* **The input**:

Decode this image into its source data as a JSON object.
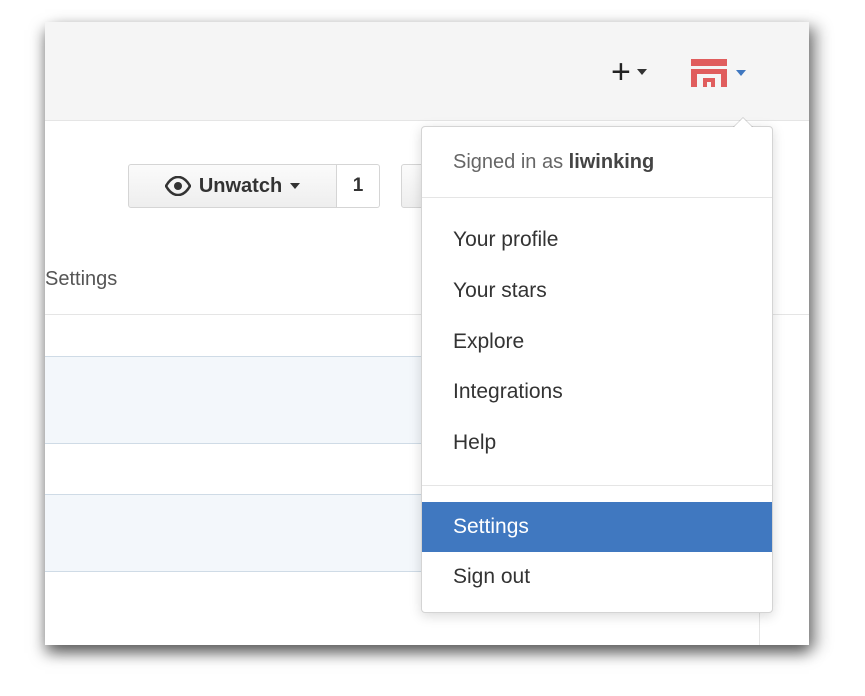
{
  "header": {
    "new_button": {
      "symbol": "+",
      "icon": "plus-icon"
    },
    "avatar": {
      "icon": "user-avatar-icon",
      "color": "#e05d5d"
    }
  },
  "repo_actions": {
    "watch_label": "Unwatch",
    "watch_count": "1"
  },
  "tabs": {
    "settings_label": "Settings"
  },
  "dropdown": {
    "signed_in_prefix": "Signed in as",
    "username": "liwinking",
    "items": [
      {
        "label": "Your profile"
      },
      {
        "label": "Your stars"
      },
      {
        "label": "Explore"
      },
      {
        "label": "Integrations"
      },
      {
        "label": "Help"
      }
    ],
    "footer_items": [
      {
        "label": "Settings",
        "active": true
      },
      {
        "label": "Sign out",
        "active": false
      }
    ]
  },
  "colors": {
    "accent": "#4078c0",
    "header_bg": "#f5f5f5",
    "row_highlight": "#f3f7fb"
  }
}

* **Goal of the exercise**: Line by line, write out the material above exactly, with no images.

* **Task result**:
Decode this image into its source data as a JSON object.
{
  "header": {
    "new_button": {
      "symbol": "+",
      "icon": "plus-icon"
    },
    "avatar": {
      "icon": "user-avatar-icon",
      "color": "#e05d5d"
    }
  },
  "repo_actions": {
    "watch_label": "Unwatch",
    "watch_count": "1"
  },
  "tabs": {
    "settings_label": "Settings"
  },
  "dropdown": {
    "signed_in_prefix": "Signed in as",
    "username": "liwinking",
    "items": [
      {
        "label": "Your profile"
      },
      {
        "label": "Your stars"
      },
      {
        "label": "Explore"
      },
      {
        "label": "Integrations"
      },
      {
        "label": "Help"
      }
    ],
    "footer_items": [
      {
        "label": "Settings",
        "active": true
      },
      {
        "label": "Sign out",
        "active": false
      }
    ]
  },
  "colors": {
    "accent": "#4078c0",
    "header_bg": "#f5f5f5",
    "row_highlight": "#f3f7fb"
  }
}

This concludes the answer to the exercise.